Reginald Henry Gill was born 2nd September 1883 in Putney in London. He was the second son of George Henry Gill (who was Chairman of the Chelsea Water Company, Reggie’s uncle Albert Augustus Gill was chief engineer of the same company) and Agnes Ellen Gill (née Bower). His elder brother Theo (George Theodore Gill) was just under two years older (born November 1881). Tragically Agnes died in childbirth. So both boys never knew their mother. However their father quickly remarried, in 1884, to Mary Agnes Kingsnorth. I seem to remember being told by a family relation that Mary may have been a cousin of Agnes but I can’t find any evidence of this now. Tragically Mary also died only eight years later in 1892 of Hodgkins Disease. She was cared for by a specialist nurse, Eleanor Pritchard Cooke, who became a year later the third Mrs GH Gill and the mother of ARG:
“Then came the time when I was sent out to special cases – one such patient was the wife of the Secretary of the Chelsea Water Company. She had been ill for about a couple of years in fact almost immediately after their marriage – with what the Drs. diagnosed as Hodgkins Disease. It was my task to travel about the seaside places in the hope that her health would improve but the disease made a rapid turn for the worse and so I took her home for it was cruel to cause so much discomfort unless it did her good…. So G.H.Gill took a house at Hastings … he had been left with two little boys by his first wife who died at the birth of the youngest and for some years had tried to run the house and the children with relations.”

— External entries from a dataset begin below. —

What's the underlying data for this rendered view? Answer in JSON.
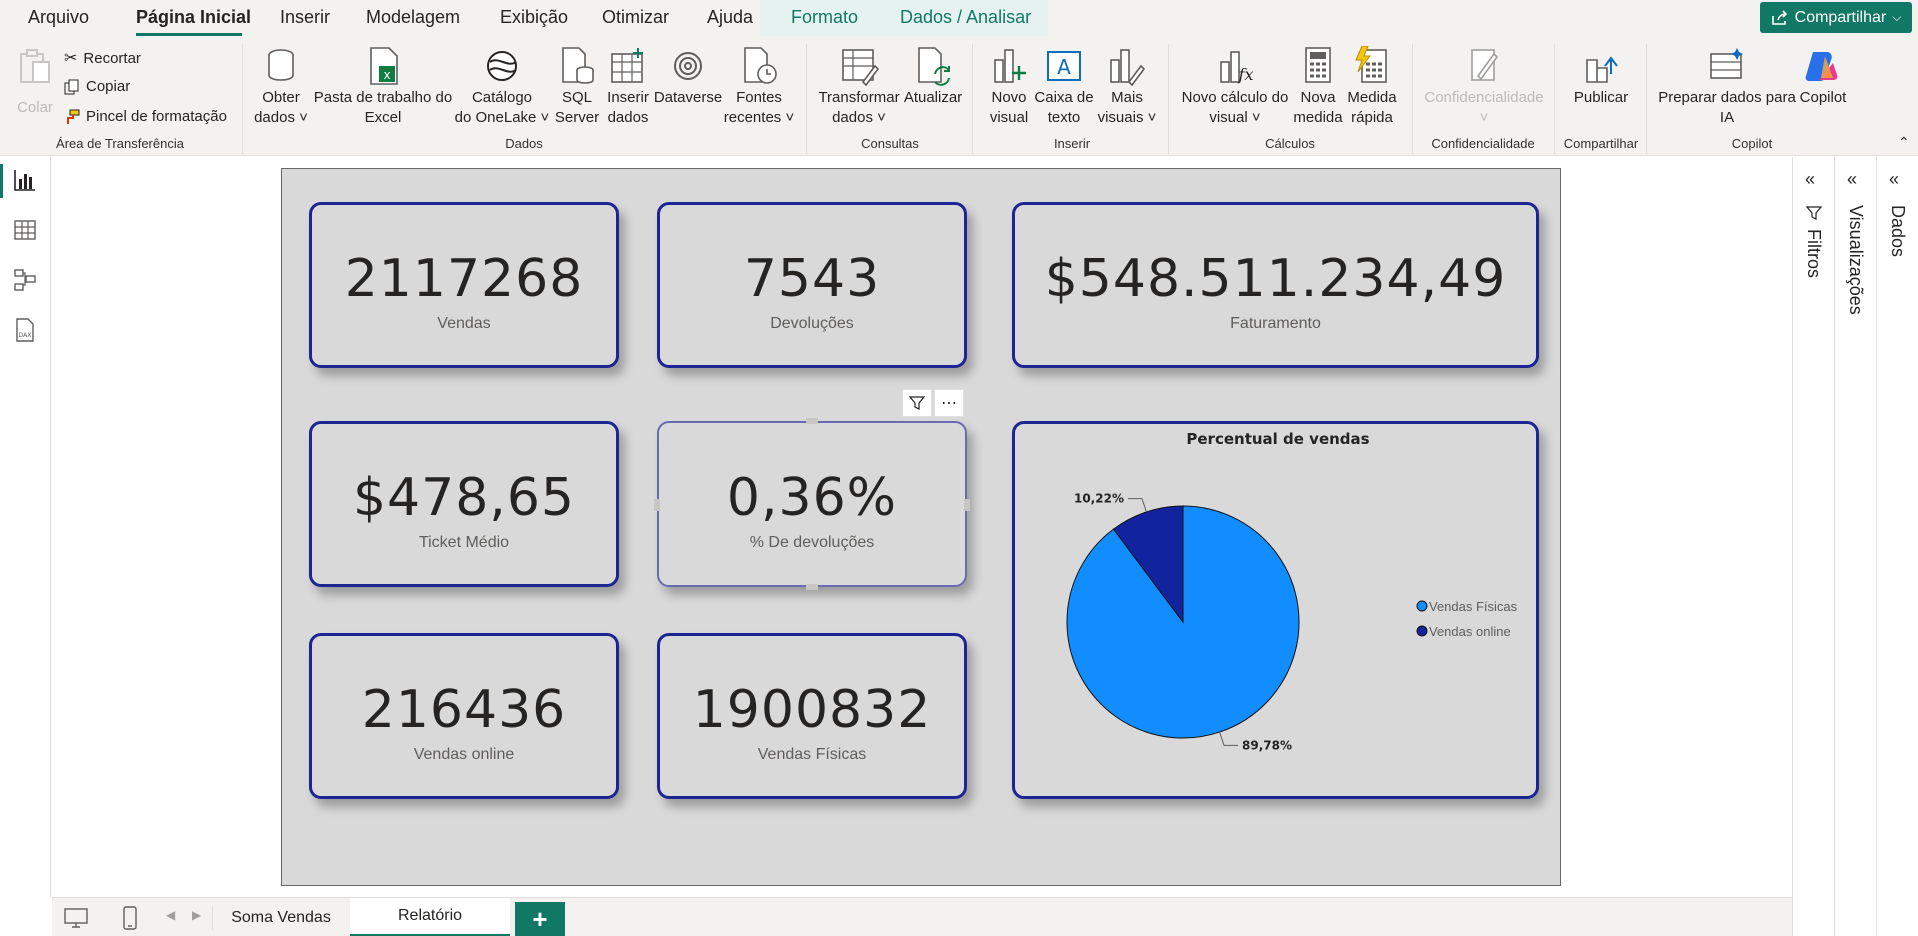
{
  "menu": {
    "items": [
      "Arquivo",
      "Página Inicial",
      "Inserir",
      "Modelagem",
      "Exibição",
      "Otimizar",
      "Ajuda",
      "Formato",
      "Dados / Analisar"
    ],
    "share": "Compartilhar"
  },
  "ribbon": {
    "clipboard": {
      "paste": "Colar",
      "cut": "Recortar",
      "copy": "Copiar",
      "format_painter": "Pincel de formatação",
      "group": "Área de Transferência"
    },
    "data": {
      "get_data": [
        "Obter",
        "dados"
      ],
      "excel": [
        "Pasta de trabalho do",
        "Excel"
      ],
      "onelake": [
        "Catálogo",
        "do OneLake"
      ],
      "sql": [
        "SQL",
        "Server"
      ],
      "enter_data": [
        "Inserir",
        "dados"
      ],
      "dataverse": "Dataverse",
      "recent": [
        "Fontes",
        "recentes"
      ],
      "group": "Dados"
    },
    "queries": {
      "transform": [
        "Transformar",
        "dados"
      ],
      "refresh": "Atualizar",
      "group": "Consultas"
    },
    "insert": {
      "new_visual": [
        "Novo",
        "visual"
      ],
      "text_box": [
        "Caixa de",
        "texto"
      ],
      "more_visuals": [
        "Mais",
        "visuais"
      ],
      "group": "Inserir"
    },
    "calc": {
      "new_visual_calc": [
        "Novo cálculo do",
        "visual"
      ],
      "new_measure": [
        "Nova",
        "medida"
      ],
      "quick_measure": [
        "Medida",
        "rápida"
      ],
      "group": "Cálculos"
    },
    "sensitivity": {
      "label": "Confidencialidade",
      "group": "Confidencialidade"
    },
    "share": {
      "publish": "Publicar",
      "group": "Compartilhar"
    },
    "copilot": {
      "prep": [
        "Preparar dados para",
        "IA"
      ],
      "copilot": "Copilot",
      "group": "Copilot"
    }
  },
  "cards": [
    {
      "value": "2117268",
      "label": "Vendas"
    },
    {
      "value": "7543",
      "label": "Devoluções"
    },
    {
      "value": "$548.511.234,49",
      "label": "Faturamento"
    },
    {
      "value": "$478,65",
      "label": "Ticket Médio"
    },
    {
      "value": "0,36%",
      "label": "% De devoluções"
    },
    {
      "value": "216436",
      "label": "Vendas online"
    },
    {
      "value": "1900832",
      "label": "Vendas Físicas"
    }
  ],
  "chart_data": {
    "type": "pie",
    "title": "Percentual de vendas",
    "categories": [
      "Vendas Físicas",
      "Vendas online"
    ],
    "values": [
      89.78,
      10.22
    ],
    "data_labels": [
      "89,78%",
      "10,22%"
    ],
    "colors": [
      "#118dff",
      "#12239e"
    ],
    "legend": "right"
  },
  "panes": {
    "filters": "Filtros",
    "visualizations": "Visualizações",
    "data": "Dados"
  },
  "tabs": [
    "Soma Vendas",
    "Relatório"
  ],
  "add_tab": "+"
}
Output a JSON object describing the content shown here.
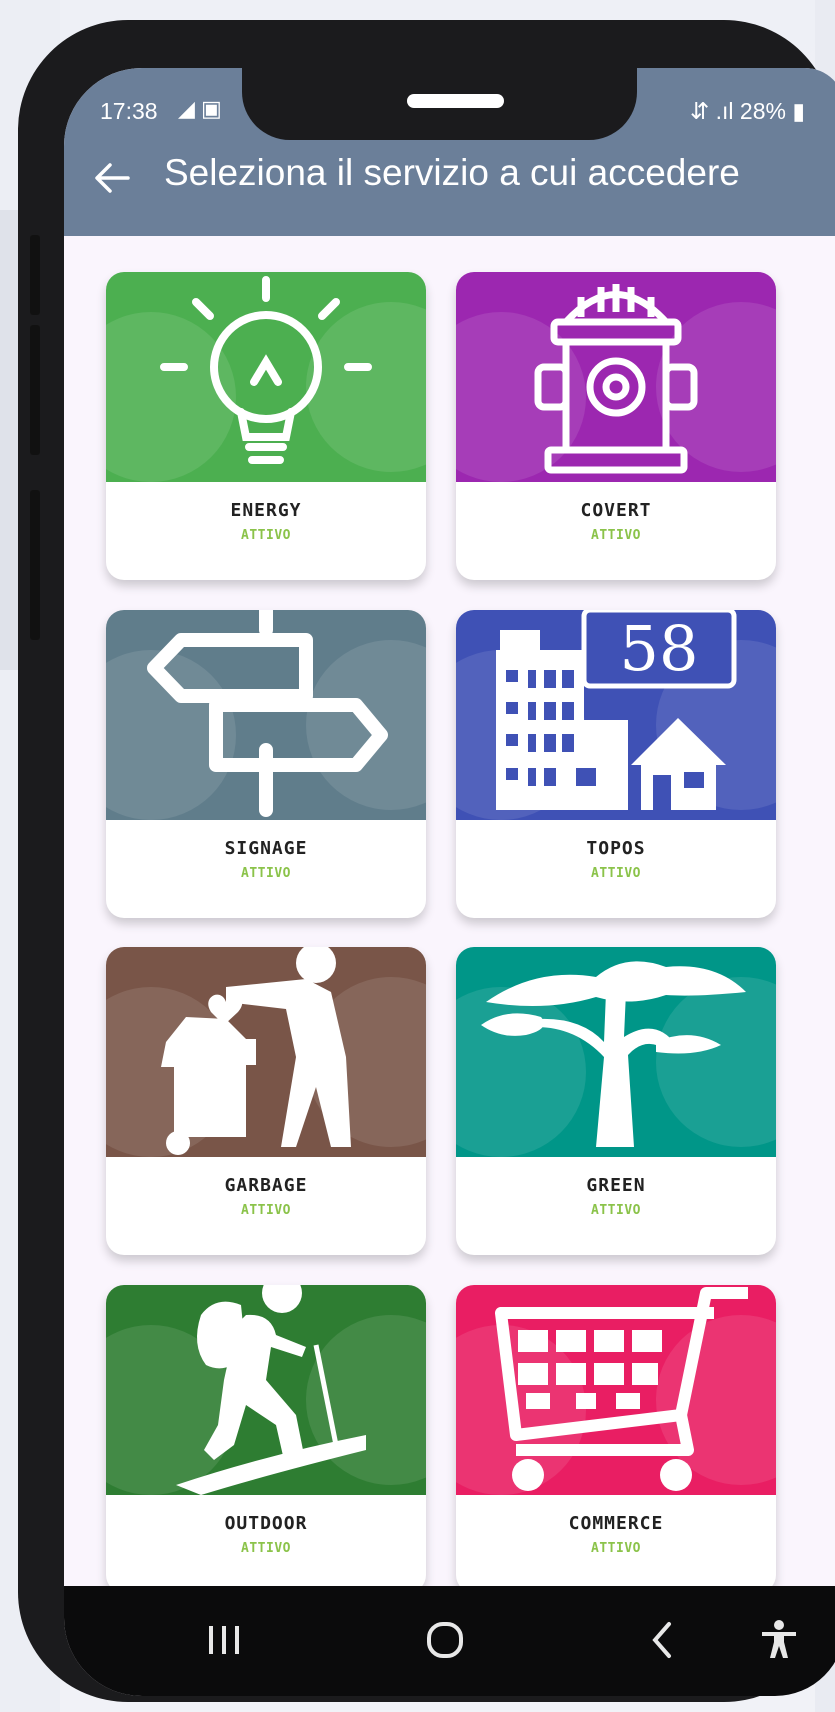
{
  "status_bar": {
    "time": "17:38",
    "left_icons": "◢ ▣",
    "right": "⇵ .ıl 28% ▮"
  },
  "app_bar": {
    "title": "Seleziona il servizio a cui accedere"
  },
  "services": [
    {
      "name": "ENERGY",
      "status": "ATTIVO",
      "color": "#4caf50",
      "icon": "lightbulb-icon"
    },
    {
      "name": "COVERT",
      "status": "ATTIVO",
      "color": "#9c27b0",
      "icon": "fire-hydrant-icon"
    },
    {
      "name": "SIGNAGE",
      "status": "ATTIVO",
      "color": "#607d8b",
      "icon": "signpost-icon"
    },
    {
      "name": "TOPOS",
      "status": "ATTIVO",
      "color": "#3f51b5",
      "icon": "buildings-house-number-icon",
      "badge": "58"
    },
    {
      "name": "GARBAGE",
      "status": "ATTIVO",
      "color": "#795548",
      "icon": "trash-person-icon"
    },
    {
      "name": "GREEN",
      "status": "ATTIVO",
      "color": "#009688",
      "icon": "tree-icon"
    },
    {
      "name": "OUTDOOR",
      "status": "ATTIVO",
      "color": "#2e7d32",
      "icon": "hiker-icon"
    },
    {
      "name": "COMMERCE",
      "status": "ATTIVO",
      "color": "#e91e63",
      "icon": "shopping-cart-icon"
    }
  ],
  "nav_bar": {
    "recents": "recents-icon",
    "home": "home-icon",
    "back": "back-icon",
    "accessibility": "accessibility-icon"
  }
}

The Bower family seems to have been a large and close-knit family and they must have been a strong support. In his wartime letters, Reggie mentions visiting members of the Bower family, when he was on leave from the trenches, with clear affection. I have a montage photograph of the Bower family dated 1905 (which is about the date that Reggie arrived in Australia), including Theo, Reggie and their father and it seems they continued to be close with the family whilst growing up.
Written on the back of the photograph:
“Back Row L-R: Jack Richardson, Theodore Bower, Theodore Gill, Reginald Gill, Herbert Richardson, Mrs G.C.Bower, G.C. Bower, T.H.Bower, G.H.Gill, Violet Bower, Geoffrey Richardson.
Middle Row L-R: Marjorie Bower, Alfred Bower, Mrs Herbert Richardson (‘Aunt Edith’), Daphne Bower, Theodore Bower, Margaret Bower, Mrs. Theodore Bower, Mrs. T.H. Bower, Bernard Richardson.
Front Row L-R: Phillip Richardson, Gerard Bower, Cyril Bower
Geoffrey, Jack, Bernard & Philip Richardson were [Theo and Reggie’s] first cousins. Mrs Herbert Richardson was [Theo and Reggie’s] aunt who was sister to [Mary Agnes Bower, George Henry’s first wife, and Theo and Reggie’s] mother who died in childbirth when Reginald Gill was born.”
In this photo from Theo’s album, which I believe from other photos in the album is dated circa 1900 (I believe Theo was working as a clerk in the head office of the P&O shipping company in London), Reggie is in the uniform of his nautical training academy.
Reggie’s military records state that he went to school at Ovingdean Grange (completing sixth form):
But it seems that Ovingdean Grange near Brighton was never a school. Ovingdean Hall in the same village however was – “In 1891, Ovingdean House became a young gentlemen’s school, which by that time was renamed Ovingdean Hall. Several extra school buildings were built by 1897. In 1941 the school moved to Devon during World War II, and the Canadian Army took over the Ovingdean site.” It was subsequently a school for the deaf and now is an English language school for international students. http://en.wikipedia.org/wiki/Ovingdean_Hall_School
I assume Ovingdean was a prep school at the time (i.e. for 6-13 year olds) and ‘6th Form’ in the 1890s was not the same as 6th Form today (i.e. for 16-17 year olds).
Reggie’s military records also says he was schooled at “Worcester”:
This was HMS Worcester , now called the Thames Nautical Training College (more on this is a separate post).
“Cutter “Water Lily”, Ramsgate 1897. My brother R.H.Gill (wearing uniform jacket of HMS Worcester). My father G.H.Gill and Rev. Cannon J Hasloch Potter (vicar of H. Trinity, Upper Tooting)”
“My brother Reginald Henry Gill on my Rudge Whitworth.
The 1st machine ever to be sold for £10.10/-.
The 1st Australian Officer to get the M.C. in France 1914/18″